The mixed down tracks don’t have anything else on the bass, except a limiter to keep the signal from hitting 0 db, and just some slight compression on the drums.  The files were exported as 16 bit wav, POW-R 2 dither, then bounced to mp3 with CDEXat 320 kbps fixed, 44100 Hz (to get the file sizes down).

The tracks:

  1. FET
  2. Stock tube, low gain
  3. Stock tube, high gain
  4. Fender, low gain
  5. Fender, high gain
  6. JJ, low gain
  7. JJ, high gain
  8. EHX, low gain
  9. EHX, high gain
  10. Tung-Sol, low gain
  11. Tung-Sol, high gain
  12. TAD, low gain
  13. TAD, high gain

The only real differences I noticed?  The Fender was fizzier and a bit more overdriven, and the TAD was smoother overall.  Both cases were most noticed at high gain.  There are minor differences between all of them in my opinion, but nothing earth shattering. There’s some additional discussion over at Talkbass here: 5 tubes tested in the ShuttleMAX 12.0

Having said all that…I’m probably just going to stick with the stock tube!

I played through a new-to-me rig at a rented rehearsal space tonight.  Peavey Tour 450 and Ampeg 4×10.  Maybe a BSE410H, it had that newer logo at the bottom middle?

Sounded really good.  I was playing my Veillette Mark IV fretless 5 string in a ska-ish setting.  I haven’t played anything Peavey or Ampeg related in quite sometime…refreshingly clean and punchy.  I left the graphic EQ flat and just tweaked the low, high, and contour knobs a bit.
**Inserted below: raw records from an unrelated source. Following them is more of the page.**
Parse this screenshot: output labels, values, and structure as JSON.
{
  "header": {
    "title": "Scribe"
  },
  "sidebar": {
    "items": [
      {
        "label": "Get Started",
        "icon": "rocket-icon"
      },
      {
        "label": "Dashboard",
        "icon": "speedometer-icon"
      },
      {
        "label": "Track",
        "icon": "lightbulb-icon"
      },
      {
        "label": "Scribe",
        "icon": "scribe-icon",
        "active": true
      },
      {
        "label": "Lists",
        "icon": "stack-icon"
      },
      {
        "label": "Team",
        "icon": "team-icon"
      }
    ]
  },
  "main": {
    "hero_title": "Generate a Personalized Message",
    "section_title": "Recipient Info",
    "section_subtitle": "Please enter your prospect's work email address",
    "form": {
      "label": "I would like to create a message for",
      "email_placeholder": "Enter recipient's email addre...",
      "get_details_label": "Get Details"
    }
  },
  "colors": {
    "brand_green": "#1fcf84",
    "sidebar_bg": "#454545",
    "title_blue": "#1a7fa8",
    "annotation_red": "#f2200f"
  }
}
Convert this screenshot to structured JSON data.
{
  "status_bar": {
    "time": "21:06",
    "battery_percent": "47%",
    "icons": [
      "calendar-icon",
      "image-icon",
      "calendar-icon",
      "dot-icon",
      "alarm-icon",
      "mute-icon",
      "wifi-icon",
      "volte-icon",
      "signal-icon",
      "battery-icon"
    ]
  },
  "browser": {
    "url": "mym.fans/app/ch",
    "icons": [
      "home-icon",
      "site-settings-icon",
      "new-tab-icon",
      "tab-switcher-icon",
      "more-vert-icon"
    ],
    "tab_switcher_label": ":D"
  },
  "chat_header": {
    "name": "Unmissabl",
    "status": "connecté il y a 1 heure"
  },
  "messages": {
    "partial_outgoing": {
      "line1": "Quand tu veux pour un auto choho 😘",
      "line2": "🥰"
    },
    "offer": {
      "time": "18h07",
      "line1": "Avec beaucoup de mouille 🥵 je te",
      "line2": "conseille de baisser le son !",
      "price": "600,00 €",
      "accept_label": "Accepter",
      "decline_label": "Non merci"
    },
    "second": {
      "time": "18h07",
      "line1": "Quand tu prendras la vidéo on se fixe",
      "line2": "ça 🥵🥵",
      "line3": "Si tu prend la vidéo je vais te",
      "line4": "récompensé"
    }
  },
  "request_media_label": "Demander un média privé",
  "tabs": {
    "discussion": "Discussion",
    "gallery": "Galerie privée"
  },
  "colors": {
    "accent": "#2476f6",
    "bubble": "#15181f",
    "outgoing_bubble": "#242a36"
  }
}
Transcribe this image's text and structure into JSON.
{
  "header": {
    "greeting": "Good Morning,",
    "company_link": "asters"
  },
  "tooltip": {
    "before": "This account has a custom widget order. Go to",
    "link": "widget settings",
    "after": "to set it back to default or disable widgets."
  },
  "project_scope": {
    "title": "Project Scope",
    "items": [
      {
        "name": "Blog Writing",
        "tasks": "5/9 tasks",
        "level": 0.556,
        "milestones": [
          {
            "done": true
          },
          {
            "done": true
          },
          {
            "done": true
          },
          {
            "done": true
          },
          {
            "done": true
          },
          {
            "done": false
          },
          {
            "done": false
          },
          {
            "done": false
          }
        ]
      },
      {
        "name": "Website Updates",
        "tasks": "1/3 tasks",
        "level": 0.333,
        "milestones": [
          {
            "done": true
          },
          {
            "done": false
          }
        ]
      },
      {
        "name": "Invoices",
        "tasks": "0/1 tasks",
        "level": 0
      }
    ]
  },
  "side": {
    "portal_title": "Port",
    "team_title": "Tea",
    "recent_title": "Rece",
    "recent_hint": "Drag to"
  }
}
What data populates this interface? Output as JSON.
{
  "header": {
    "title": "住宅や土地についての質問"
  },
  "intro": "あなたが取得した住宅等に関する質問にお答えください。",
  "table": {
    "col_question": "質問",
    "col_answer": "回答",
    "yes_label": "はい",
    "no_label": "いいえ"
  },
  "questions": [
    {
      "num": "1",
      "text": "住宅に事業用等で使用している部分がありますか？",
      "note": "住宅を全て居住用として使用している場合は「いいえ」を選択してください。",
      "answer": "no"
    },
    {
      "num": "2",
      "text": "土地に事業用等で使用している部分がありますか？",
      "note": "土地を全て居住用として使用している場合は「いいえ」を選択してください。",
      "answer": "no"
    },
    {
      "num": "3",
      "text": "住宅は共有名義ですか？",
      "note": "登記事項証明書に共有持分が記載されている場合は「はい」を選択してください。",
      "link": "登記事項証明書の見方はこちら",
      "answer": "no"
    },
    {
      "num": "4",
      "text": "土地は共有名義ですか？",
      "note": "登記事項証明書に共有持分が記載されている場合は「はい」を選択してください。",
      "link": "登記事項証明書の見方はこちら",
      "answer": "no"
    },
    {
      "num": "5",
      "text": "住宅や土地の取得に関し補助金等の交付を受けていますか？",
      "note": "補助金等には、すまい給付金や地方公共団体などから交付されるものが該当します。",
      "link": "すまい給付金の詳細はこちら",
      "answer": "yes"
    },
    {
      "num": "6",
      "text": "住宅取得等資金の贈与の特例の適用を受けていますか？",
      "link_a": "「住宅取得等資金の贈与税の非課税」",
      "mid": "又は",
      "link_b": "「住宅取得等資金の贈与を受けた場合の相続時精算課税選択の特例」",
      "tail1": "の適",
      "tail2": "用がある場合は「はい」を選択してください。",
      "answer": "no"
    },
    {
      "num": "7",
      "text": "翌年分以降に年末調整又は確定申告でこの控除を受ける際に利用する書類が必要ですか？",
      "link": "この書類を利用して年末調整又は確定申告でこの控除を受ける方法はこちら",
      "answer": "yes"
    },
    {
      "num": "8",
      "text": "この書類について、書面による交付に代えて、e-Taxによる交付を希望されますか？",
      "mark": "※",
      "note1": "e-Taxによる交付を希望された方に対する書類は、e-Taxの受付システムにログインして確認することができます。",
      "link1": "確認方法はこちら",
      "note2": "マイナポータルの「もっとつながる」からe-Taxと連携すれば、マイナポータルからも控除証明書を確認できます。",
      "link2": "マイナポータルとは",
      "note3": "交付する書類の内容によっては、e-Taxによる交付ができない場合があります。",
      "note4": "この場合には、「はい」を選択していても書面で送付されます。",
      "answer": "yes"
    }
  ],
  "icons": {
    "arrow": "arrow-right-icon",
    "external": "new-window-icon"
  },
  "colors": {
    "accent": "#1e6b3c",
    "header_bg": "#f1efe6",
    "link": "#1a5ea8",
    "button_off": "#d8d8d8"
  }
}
Kind of cool to just plug in and go on random gear for a change :-)